Here you will find common questions and answers about responsible alcohol use.

Yes. Beer, wine and hard liquor drinks are all filled with tons of sugar. Drinking one or more alcoholic drinks on a regular basis can add lots of calories to your diet and cause unwanted weight gain. If someone wants to lose weight, they might want to cut down on how much alcohol they drink.

Actually no. Alcohol may help you fall asleep, but it affects the quality of your sleep and cuts down on the amount of restful sleep you get.

Yes, alcohol can be addictive.

People with an alcohol addiction may have difficulty stopping by themselves, even if they want to. People do not plan to get addicted. They believe they can control how much and how often they drink. But alcohol changes the brain, and some people start to need it just to feel normal. Someone may be addicted to alcohol if they feel a physical need to drink when they stop drinking. Or they may be addicted if they stop drinking for a period of time and they feel anxiety, depression or anger. Alcohol addiction can affect every part of a person's life and cause serious problems with friends and family, work, mental health, money and the law.

Alcohol is a depressant or a downer, because it slows down parts of your brain. In small amounts, it can make you feel more relaxed or outgoing. But if you drink too much, it slows down your reaction time and makes it harder to think clearly, make good decisions, and can lead to accidents, fighting, coma or even death. 

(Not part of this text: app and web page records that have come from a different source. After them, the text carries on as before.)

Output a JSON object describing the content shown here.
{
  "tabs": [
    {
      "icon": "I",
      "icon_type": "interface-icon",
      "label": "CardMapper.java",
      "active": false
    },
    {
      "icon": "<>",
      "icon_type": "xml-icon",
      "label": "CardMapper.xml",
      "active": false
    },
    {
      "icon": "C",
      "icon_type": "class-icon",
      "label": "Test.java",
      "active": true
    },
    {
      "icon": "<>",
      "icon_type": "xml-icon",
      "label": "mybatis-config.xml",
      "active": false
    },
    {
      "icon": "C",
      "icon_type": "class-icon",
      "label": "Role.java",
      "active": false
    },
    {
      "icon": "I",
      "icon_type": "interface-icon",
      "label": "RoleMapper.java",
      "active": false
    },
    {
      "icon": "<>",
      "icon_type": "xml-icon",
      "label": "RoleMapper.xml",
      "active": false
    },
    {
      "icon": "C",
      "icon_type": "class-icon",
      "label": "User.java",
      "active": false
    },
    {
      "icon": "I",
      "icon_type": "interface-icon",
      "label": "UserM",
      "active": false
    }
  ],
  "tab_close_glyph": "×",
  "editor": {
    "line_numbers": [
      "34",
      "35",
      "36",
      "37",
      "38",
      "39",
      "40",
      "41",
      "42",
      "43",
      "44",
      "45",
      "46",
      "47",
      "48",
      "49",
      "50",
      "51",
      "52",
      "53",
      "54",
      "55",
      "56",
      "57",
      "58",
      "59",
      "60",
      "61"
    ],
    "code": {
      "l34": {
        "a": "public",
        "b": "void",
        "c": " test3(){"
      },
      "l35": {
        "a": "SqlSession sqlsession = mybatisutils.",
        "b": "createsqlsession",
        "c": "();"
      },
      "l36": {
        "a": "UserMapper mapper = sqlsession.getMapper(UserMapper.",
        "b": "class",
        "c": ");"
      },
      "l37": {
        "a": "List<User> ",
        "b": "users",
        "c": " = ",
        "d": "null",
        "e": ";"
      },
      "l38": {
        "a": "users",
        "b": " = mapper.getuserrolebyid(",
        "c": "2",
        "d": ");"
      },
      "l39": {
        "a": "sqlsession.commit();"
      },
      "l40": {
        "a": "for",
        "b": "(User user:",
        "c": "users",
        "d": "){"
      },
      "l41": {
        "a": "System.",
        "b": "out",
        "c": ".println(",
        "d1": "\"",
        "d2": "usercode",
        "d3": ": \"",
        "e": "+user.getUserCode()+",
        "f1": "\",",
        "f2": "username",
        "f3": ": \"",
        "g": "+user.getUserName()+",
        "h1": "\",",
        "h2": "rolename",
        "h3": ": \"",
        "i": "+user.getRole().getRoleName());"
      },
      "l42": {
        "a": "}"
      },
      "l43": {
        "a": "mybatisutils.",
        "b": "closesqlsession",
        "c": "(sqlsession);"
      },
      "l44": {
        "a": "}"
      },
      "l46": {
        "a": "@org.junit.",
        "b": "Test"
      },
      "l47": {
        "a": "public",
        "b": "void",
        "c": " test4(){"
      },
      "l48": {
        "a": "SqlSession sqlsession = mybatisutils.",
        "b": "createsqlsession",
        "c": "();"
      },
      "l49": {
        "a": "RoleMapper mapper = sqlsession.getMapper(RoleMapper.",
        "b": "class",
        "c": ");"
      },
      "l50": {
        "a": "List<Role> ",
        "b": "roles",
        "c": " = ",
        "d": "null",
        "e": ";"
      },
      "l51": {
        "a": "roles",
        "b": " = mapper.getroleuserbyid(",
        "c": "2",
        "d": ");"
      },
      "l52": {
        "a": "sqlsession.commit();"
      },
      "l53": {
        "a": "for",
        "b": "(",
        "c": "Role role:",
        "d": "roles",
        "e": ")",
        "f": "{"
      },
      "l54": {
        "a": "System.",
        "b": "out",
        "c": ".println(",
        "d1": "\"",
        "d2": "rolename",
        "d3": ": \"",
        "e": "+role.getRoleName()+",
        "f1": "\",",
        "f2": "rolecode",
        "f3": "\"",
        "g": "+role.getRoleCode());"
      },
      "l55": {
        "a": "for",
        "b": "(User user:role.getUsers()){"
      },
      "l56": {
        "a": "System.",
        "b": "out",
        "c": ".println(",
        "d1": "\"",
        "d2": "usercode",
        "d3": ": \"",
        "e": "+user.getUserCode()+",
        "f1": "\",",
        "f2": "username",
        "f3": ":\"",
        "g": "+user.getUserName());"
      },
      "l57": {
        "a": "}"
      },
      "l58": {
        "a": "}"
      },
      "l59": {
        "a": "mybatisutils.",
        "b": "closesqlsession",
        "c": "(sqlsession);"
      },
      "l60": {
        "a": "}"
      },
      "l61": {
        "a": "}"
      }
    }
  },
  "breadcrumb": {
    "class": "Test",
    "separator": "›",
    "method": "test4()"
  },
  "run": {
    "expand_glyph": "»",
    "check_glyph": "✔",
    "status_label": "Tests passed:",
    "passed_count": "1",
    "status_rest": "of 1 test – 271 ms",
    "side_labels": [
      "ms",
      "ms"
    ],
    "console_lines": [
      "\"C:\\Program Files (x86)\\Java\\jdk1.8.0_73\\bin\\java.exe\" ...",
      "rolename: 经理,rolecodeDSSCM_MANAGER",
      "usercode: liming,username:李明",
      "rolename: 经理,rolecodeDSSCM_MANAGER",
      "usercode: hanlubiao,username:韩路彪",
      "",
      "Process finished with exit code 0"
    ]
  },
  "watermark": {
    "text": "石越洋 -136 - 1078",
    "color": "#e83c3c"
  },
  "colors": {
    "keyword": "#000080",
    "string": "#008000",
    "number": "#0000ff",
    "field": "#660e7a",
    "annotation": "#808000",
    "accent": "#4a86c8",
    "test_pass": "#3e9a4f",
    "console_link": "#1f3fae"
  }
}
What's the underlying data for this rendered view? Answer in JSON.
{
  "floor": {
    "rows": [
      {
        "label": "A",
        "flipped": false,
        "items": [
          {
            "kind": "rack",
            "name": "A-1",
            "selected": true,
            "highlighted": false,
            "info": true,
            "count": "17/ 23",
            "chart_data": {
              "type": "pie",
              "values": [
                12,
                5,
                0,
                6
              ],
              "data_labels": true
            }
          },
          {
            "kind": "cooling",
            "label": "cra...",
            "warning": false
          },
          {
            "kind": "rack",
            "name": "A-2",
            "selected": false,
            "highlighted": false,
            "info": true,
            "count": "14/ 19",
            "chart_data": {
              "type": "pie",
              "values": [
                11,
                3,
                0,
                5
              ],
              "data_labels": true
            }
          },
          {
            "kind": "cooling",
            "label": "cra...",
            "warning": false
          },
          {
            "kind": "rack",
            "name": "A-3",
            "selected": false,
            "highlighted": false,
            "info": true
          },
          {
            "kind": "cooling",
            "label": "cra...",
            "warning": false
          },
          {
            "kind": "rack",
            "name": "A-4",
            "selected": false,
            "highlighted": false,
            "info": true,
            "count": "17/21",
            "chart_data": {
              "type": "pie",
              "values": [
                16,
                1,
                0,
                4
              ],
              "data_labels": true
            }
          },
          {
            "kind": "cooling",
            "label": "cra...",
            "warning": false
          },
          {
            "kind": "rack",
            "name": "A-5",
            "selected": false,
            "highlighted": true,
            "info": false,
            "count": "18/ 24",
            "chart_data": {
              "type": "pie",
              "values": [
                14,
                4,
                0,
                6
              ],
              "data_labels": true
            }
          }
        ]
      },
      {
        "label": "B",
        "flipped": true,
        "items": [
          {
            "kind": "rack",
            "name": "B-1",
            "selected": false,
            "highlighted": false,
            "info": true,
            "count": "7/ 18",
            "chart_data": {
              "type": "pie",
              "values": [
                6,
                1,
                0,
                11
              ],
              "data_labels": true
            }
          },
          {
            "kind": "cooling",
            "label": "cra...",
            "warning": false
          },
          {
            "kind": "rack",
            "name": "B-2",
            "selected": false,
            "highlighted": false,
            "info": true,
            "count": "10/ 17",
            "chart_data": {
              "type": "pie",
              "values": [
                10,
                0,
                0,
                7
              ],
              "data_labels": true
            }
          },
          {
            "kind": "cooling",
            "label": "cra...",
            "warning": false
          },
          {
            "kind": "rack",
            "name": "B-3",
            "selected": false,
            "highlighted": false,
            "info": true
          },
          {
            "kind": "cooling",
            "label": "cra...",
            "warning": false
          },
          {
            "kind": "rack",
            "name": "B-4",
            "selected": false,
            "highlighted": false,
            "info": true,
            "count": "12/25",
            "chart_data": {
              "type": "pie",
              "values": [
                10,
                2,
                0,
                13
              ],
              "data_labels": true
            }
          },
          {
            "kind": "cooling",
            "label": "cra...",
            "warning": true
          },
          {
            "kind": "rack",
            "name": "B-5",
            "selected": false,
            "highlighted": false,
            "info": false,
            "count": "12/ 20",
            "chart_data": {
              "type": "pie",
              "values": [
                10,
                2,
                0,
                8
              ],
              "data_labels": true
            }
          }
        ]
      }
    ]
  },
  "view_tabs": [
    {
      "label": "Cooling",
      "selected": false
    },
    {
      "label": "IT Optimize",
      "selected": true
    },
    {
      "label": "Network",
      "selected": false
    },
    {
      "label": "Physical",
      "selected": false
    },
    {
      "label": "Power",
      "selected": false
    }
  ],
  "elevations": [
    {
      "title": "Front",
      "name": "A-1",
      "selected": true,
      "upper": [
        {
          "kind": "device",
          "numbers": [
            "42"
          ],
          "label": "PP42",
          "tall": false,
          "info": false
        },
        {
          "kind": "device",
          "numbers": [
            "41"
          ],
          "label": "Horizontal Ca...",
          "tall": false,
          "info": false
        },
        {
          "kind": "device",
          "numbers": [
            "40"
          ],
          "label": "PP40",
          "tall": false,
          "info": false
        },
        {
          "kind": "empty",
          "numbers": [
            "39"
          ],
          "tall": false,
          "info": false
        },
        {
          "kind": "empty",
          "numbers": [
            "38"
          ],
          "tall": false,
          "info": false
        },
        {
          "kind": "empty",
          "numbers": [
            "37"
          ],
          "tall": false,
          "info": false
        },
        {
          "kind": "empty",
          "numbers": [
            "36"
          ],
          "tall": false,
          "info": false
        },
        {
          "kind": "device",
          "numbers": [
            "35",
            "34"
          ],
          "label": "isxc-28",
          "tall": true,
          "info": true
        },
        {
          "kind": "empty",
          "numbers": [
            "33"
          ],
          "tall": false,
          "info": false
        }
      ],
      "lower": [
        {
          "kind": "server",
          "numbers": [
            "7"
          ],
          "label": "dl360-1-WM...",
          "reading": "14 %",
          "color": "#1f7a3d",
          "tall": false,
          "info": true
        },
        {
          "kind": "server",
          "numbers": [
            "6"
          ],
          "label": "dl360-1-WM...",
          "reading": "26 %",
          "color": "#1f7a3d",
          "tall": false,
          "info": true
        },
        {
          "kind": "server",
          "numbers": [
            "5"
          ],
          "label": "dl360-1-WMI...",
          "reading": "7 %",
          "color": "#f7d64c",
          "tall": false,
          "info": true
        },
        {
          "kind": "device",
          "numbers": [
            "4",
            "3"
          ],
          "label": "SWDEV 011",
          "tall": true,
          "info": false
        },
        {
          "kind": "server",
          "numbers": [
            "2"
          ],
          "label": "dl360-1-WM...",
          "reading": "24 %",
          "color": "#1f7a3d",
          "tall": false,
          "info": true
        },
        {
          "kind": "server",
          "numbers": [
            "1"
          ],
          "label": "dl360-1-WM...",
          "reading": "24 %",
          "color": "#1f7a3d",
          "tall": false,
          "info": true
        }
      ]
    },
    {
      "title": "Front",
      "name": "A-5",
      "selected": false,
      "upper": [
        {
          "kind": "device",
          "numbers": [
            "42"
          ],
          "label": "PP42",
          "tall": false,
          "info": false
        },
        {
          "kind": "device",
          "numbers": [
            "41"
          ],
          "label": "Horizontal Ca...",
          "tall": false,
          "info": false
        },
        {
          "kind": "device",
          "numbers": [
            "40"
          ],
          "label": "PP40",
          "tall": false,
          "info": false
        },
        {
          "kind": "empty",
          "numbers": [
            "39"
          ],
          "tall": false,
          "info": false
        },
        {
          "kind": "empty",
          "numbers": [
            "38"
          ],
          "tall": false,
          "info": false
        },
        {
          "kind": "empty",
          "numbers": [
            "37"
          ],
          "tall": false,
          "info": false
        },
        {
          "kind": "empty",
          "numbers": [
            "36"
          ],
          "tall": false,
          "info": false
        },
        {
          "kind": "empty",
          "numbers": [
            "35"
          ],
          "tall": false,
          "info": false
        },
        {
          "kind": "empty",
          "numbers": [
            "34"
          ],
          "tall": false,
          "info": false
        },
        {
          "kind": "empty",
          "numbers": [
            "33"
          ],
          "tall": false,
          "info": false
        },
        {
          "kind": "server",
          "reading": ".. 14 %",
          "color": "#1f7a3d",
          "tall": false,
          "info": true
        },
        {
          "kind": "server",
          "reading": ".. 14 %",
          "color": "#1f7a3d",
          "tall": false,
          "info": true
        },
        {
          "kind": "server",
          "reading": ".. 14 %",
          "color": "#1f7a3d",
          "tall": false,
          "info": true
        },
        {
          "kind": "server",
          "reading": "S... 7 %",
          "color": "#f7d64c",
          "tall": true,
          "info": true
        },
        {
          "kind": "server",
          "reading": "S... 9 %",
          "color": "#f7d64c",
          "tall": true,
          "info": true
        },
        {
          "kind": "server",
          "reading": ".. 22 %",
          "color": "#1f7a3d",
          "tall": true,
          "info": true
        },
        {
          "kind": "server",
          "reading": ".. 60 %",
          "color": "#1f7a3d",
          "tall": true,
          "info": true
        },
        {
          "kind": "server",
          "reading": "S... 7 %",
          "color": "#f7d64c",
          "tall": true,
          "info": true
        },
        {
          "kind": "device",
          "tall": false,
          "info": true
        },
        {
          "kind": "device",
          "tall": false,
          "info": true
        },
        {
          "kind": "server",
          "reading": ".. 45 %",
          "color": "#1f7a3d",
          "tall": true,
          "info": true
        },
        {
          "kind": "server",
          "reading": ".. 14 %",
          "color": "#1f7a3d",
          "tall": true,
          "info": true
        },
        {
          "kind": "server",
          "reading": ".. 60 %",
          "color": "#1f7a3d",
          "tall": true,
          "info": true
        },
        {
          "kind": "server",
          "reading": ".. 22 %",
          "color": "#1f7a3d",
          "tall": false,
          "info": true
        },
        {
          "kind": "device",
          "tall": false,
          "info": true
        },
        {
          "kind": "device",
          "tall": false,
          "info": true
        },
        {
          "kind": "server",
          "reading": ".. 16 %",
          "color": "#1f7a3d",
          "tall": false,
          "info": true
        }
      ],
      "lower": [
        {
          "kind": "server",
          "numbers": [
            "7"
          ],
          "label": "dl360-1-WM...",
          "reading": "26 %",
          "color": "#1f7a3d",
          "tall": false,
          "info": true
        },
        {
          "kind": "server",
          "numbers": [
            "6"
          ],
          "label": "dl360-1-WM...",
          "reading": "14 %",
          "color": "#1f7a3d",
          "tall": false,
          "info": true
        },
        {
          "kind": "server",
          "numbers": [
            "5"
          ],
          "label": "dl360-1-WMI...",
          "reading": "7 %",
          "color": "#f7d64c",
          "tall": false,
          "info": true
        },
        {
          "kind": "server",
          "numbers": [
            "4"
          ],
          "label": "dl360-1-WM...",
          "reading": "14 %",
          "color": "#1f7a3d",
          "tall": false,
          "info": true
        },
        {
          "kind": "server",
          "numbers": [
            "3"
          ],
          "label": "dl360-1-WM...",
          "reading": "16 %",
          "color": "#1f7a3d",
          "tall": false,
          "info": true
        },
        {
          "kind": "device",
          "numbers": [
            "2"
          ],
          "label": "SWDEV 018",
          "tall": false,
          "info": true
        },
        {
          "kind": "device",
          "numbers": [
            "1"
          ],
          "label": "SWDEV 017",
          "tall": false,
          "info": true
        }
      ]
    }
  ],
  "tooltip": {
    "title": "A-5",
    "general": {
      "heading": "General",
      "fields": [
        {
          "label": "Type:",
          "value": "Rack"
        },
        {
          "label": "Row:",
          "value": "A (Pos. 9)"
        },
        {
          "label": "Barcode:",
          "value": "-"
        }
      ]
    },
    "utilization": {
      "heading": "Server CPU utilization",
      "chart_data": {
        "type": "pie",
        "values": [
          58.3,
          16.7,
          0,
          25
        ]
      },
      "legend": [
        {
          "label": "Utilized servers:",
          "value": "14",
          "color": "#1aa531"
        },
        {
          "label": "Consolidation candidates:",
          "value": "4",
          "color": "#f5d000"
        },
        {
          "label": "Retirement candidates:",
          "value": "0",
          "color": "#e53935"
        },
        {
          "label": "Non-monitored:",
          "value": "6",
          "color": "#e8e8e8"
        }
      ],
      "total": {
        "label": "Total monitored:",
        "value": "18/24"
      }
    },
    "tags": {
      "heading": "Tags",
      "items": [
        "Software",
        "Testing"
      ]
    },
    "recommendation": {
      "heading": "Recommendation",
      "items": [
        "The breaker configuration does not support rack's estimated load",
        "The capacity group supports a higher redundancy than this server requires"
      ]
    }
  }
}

People who do not drink alcohol now should not start drinking just to get the health benefits. They are better off eating healthy, exercising regularly and avoiding smoking.

However, people who drink alcohol occasionally and in small amounts can experience minor health benefits, like reduced heart disease and type two diabetes. But starting to drink or increasing your drinking will not improve your health. This is because:

  • Only people over 45 get health benefits from drinking small amounts of alcohol. Potential benefits do not apply to youth or young adults.
  • Any health benefits are lost if you drink more than the low-risk drinking guidelines even once and awhile.
  • Your risk of getting some kind of cancer increases when you drink as little as one drink per day, and this is especially true for women.

The risk of alcohol-related injuries increases with each drink. The weekly limit is weekly, and the daily limit is daily. The weekly amount of alcohol should not be "saved up" and drunk all in one or two days. Even if you only drink heavily once in a while, it still increases your risk of injury and long-term health problems.

Never leave a person alone who is passed out or not able to respond. Roll the person onto their side so they will not choke if they throw up. Place the head to the side as well, and keep them in this position until help arrives. Get help right away by calling the health centre/nurse on call, or take them to the health centre. Click here for more information.

The Low-Risk Alcohol Drinking Guidelines are different for men and women. Women have a greater risk of developing certain alcohol-related illnesses such as breast cancer, stroke, diabetes, liver disease and high blood pressure. The main reasons for this include:

  1. Women have lower levels of the enzymes that break down alcohol, so it stays in their system longer;
  2. Women have less water in their bodies to break down alcohol;
  3. Women have more fat, which means that alcohol takes longer to leave their bodies;
  4. Women generally weigh less than men, and people who weigh less reach higher blood alcohol levels than those who weigh more.

The truth is that there is no way to sober up faster. Time is the only thing that will sober you up. That is why it is so important to be aware of how much you are drinking. It takes over one hour for your body to break down one standard drink. Remember that coffee is a stimulant and might keep you awake, but it will not make you sober up.

Food in your stomach only delays the absorption of alcohol into the bloodstream. A full stomach will not keep you from feeling the effects of alcohol or getting drunk.

 No. The same amount of alcohol is in all these drinks:

  • one can/bottle of beer (340 ml / 12 oz. at 5 per cent alcohol)
  • one bottle of cider/cooler (340 ml / 12 oz. with 5% alcohol content)
  • one glass of wine (142 ml / 5 oz. at 12 per cent alcohol)
  • one shot of hard liquor like vodka (43 ml / 1.5 oz. at 40 per cent alcohol).

Each of these is considered one standard drink.